A look at the positive and negative impact of GST after one week of its implementation:
Implementation in Jammu and Kashmir
After a delay of one week, the indirect tax regime was also implemented in the state of Jammu and Kashmir after the Assembly passed Goods and Services Tax Bill on Friday. While Opposition parties and traders in the state protested against its implementation citing J&K’s special status and Article 370, CM Mehbooba Mufti said, ““Our nation, Prime Minister, President maintained our dignity, we maintained theirs.”
Octroi and movement of heavy vehicles
Amid confusion caused by the new tax regime, the number of trucks, carrying goods, moving from one state to the other has come down. In Delhi, the entry of trucks has come down by 40 per cent. On the other hand, in most of the states, the sales tax, octroi and other tax checkpoints have been removed after GST implementation helping in a smoother and easier movement of the vehicles by only submitting a declaration of their goods.
New courses and jobs for commerce students
The need for businesses to move from old tax regime to the new and introduction of monthly, quarterly and annual filing of tax returns has led to generation of more work for the CA firms. Owing to this, these firms have began hiring fresh commerce graduates to undertake the accounting and data compilation work. In addition, sensing the need, some colleges have also started offering courses in GST.
Tax on sanitary napkins
Perhaps, one of the biggest points of criticism for the government has been imposition of 18 per cent tax on sanitary napkins. On the other hand, zero per cent GST on condoms has been welcomed by many. One of the impact of such high tax rates on sanitary napkins has been on the sex workers of Sonagachi in West Bengal who will not have to pay a higher price for the product which was earlier made available to them at a subsidised rate.
Restaurant bill and other basic amenities
One of the most talked-about impact of GST is on the restaurant bills which will come down, in some cases a considerable decline, as the different taxes which were applicable in old regime have been subsumed into one. On the other hand, mobile network and Wifi rates have gone up.

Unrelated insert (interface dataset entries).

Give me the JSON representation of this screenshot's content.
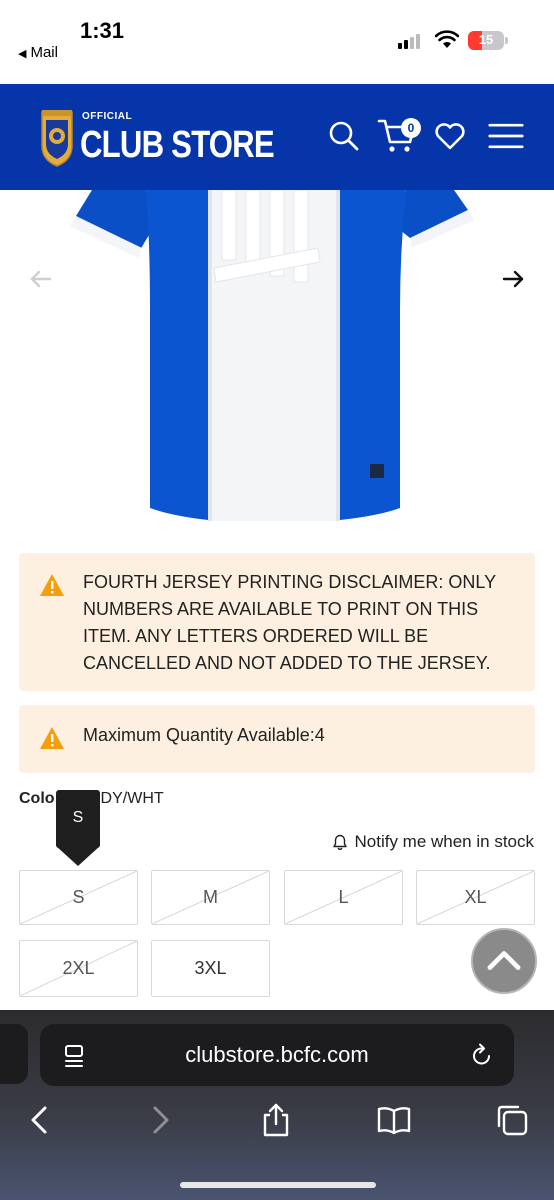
{
  "status_bar": {
    "time": "1:31",
    "back_app": "Mail",
    "battery": "15"
  },
  "header": {
    "logo_small": "OFFICIAL",
    "logo_main": "CLUB STORE",
    "cart_count": "0",
    "brand_color": "#0535a8"
  },
  "notices": [
    {
      "text": "FOURTH JERSEY PRINTING DISCLAIMER: ONLY NUMBERS ARE AVAILABLE TO PRINT ON THIS ITEM. ANY LETTERS ORDERED WILL BE CANCELLED AND NOT ADDED TO THE JERSEY.",
      "icon": "warning-icon"
    },
    {
      "text": "Maximum Quantity Available:4",
      "icon": "warning-icon"
    }
  ],
  "product": {
    "colour_label": "Colo",
    "colour_value": "DY/WHT",
    "tooltip": "S",
    "notify_text": "Notify me when in stock",
    "sizes": [
      {
        "label": "S",
        "out_of_stock": true
      },
      {
        "label": "M",
        "out_of_stock": true
      },
      {
        "label": "L",
        "out_of_stock": true
      },
      {
        "label": "XL",
        "out_of_stock": true
      },
      {
        "label": "2XL",
        "out_of_stock": true
      },
      {
        "label": "3XL",
        "out_of_stock": false
      }
    ]
  },
  "browser": {
    "url": "clubstore.bcfc.com"
  }
}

The revised prices of cars and bikes under the new regime are comparatively lower. Manufacturing giants like Maruti Suzuke, Hyundai, Tata motors, Honda, Toyota, Mahindra and Mahindra, Renault, and several others cut prices of a number of products offered by them after the rolling out of GST. However, on the other hand, prices of some hybrid and luxury cars have also increased post GST.

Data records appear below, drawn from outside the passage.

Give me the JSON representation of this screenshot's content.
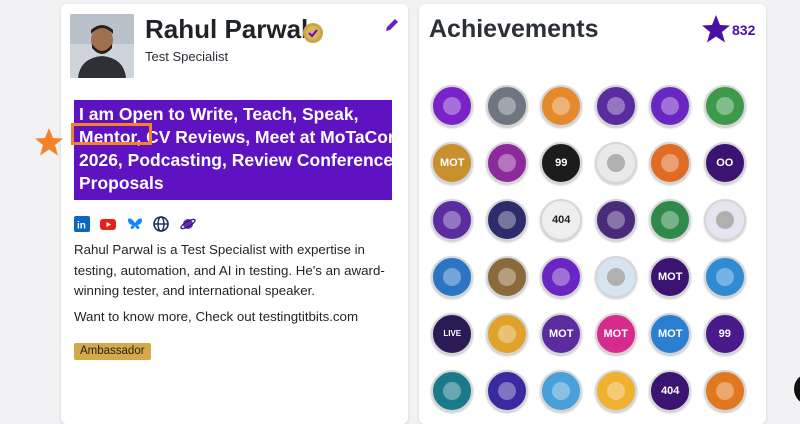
{
  "profile": {
    "name": "Rahul Parwal",
    "role": "Test Specialist",
    "bio_lines": [
      "I am Open to Write, Teach, Speak,",
      "Mentor, CV Reviews, Meet at MoTaCon",
      "2026, Podcasting, Review Conference",
      "Proposals"
    ],
    "description": "Rahul Parwal is a Test Specialist with expertise in testing, automation, and AI in testing. He's an award-winning tester, and international speaker.",
    "more": "Want to know more, Check out testingtitbits.com",
    "badge": "Ambassador",
    "socials": [
      "linkedin-icon",
      "youtube-icon",
      "bluesky-icon",
      "globe-icon",
      "planet-icon"
    ]
  },
  "achievements": {
    "title": "Achievements",
    "count": "832",
    "badges": [
      {
        "name": "professional-member-badge",
        "color": "#7a22c9",
        "label": ""
      },
      {
        "name": "robot-badge",
        "color": "#6f7680",
        "label": ""
      },
      {
        "name": "dino-badge",
        "color": "#e48a2c",
        "label": ""
      },
      {
        "name": "monster-book-badge",
        "color": "#5b2ca0",
        "label": ""
      },
      {
        "name": "testers-planet-badge",
        "color": "#6a26c2",
        "label": ""
      },
      {
        "name": "book-badge",
        "color": "#3d9a4a",
        "label": ""
      },
      {
        "name": "mot-badge",
        "color": "#c8902f",
        "label": "MOT"
      },
      {
        "name": "tester-figure-badge",
        "color": "#8c2a9c",
        "label": ""
      },
      {
        "name": "99-second-talks-badge",
        "color": "#1c1c1c",
        "label": "99"
      },
      {
        "name": "testing-planet-badge",
        "color": "#e9e9e9",
        "label": ""
      },
      {
        "name": "phone-badge",
        "color": "#e06b24",
        "label": ""
      },
      {
        "name": "eyes-badge",
        "color": "#3b1370",
        "label": "OO"
      },
      {
        "name": "newspaper-badge",
        "color": "#5b2ca0",
        "label": ""
      },
      {
        "name": "ambassador-badge",
        "color": "#2d2d6b",
        "label": ""
      },
      {
        "name": "404-talk-badge",
        "color": "#eeeeee",
        "label": "404"
      },
      {
        "name": "octopus-badge",
        "color": "#4a2a7a",
        "label": ""
      },
      {
        "name": "green-monster-badge",
        "color": "#2f8a4a",
        "label": ""
      },
      {
        "name": "blogger-badge",
        "color": "#e8e3f0",
        "label": ""
      },
      {
        "name": "cool-cat-badge",
        "color": "#2c75c4",
        "label": ""
      },
      {
        "name": "explorer-badge",
        "color": "#8a6a3a",
        "label": ""
      },
      {
        "name": "testbash-brighton-badge",
        "color": "#6a26c2",
        "label": ""
      },
      {
        "name": "masks-badge",
        "color": "#d6e3f0",
        "label": ""
      },
      {
        "name": "mot-gold-badge",
        "color": "#3b1370",
        "label": "MOT"
      },
      {
        "name": "monitor-badge",
        "color": "#2f8bd3",
        "label": ""
      },
      {
        "name": "live-badge",
        "color": "#2a1a55",
        "label": "LIVE"
      },
      {
        "name": "bug-badge",
        "color": "#e0a22a",
        "label": ""
      },
      {
        "name": "mot-testers-role-badge",
        "color": "#5b2ca0",
        "label": "MOT"
      },
      {
        "name": "mot-cognitive-biases-badge",
        "color": "#d62b8a",
        "label": "MOT"
      },
      {
        "name": "mot-software-testing-badge",
        "color": "#2a7fd0",
        "label": "MOT"
      },
      {
        "name": "99-badge",
        "color": "#4a1a8a",
        "label": "99"
      },
      {
        "name": "astronaut-badge",
        "color": "#1a7a8a",
        "label": ""
      },
      {
        "name": "planet-badge",
        "color": "#3a2aa0",
        "label": ""
      },
      {
        "name": "detective-badge",
        "color": "#4aa0d8",
        "label": ""
      },
      {
        "name": "open-to-opportunities-badge",
        "color": "#f0b030",
        "label": ""
      },
      {
        "name": "404-badge",
        "color": "#3b1370",
        "label": "404"
      },
      {
        "name": "tiger-badge",
        "color": "#e07820",
        "label": ""
      }
    ]
  },
  "colors": {
    "brand": "#5e12c2",
    "highlight": "#f3822a",
    "badge": "#d3a94a"
  }
}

Price rates in real estate sector
According to a report by Edelweiss Securities, the initial impact of GST on real estate is going to be a drop in prices by one to three per cent. A simpler tax rate and increased transparency is likely to improve buyer and investor sentiment. A reduced cost of logistics and likely increase in profit margin will help the developers too.

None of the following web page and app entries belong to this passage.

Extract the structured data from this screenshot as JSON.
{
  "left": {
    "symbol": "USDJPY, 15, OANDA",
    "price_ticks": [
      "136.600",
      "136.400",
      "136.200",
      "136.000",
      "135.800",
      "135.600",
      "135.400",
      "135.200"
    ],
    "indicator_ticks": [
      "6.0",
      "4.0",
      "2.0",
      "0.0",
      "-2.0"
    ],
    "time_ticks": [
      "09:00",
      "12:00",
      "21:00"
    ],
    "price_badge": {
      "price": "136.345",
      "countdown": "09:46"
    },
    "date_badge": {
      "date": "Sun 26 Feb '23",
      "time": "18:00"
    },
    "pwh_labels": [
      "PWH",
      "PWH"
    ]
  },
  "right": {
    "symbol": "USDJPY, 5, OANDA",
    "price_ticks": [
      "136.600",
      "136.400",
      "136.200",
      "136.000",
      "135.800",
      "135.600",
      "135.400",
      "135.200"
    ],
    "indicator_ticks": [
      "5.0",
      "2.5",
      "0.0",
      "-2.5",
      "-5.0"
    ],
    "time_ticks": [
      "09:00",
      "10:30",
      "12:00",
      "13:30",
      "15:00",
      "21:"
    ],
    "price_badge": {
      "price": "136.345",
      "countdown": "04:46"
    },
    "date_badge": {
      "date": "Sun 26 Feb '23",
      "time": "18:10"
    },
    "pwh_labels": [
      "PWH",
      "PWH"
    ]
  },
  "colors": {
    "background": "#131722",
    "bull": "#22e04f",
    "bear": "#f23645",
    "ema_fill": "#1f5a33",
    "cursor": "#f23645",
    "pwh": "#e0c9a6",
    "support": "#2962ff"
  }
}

Small traders protest; TN theatres call off strike
According to reports, small traders like sculptors, sports equipment manufacturers, among others have also protested against the GST demanding a roll back. In addition, Tamil Nadu theatre owners also went on strike from July 3 closing down 1,100 theatres in the state protesting against ‘high’ tax rates but called it off on Wednesday after a committee of government officials and representatives of theatre association was formed to solve the issue.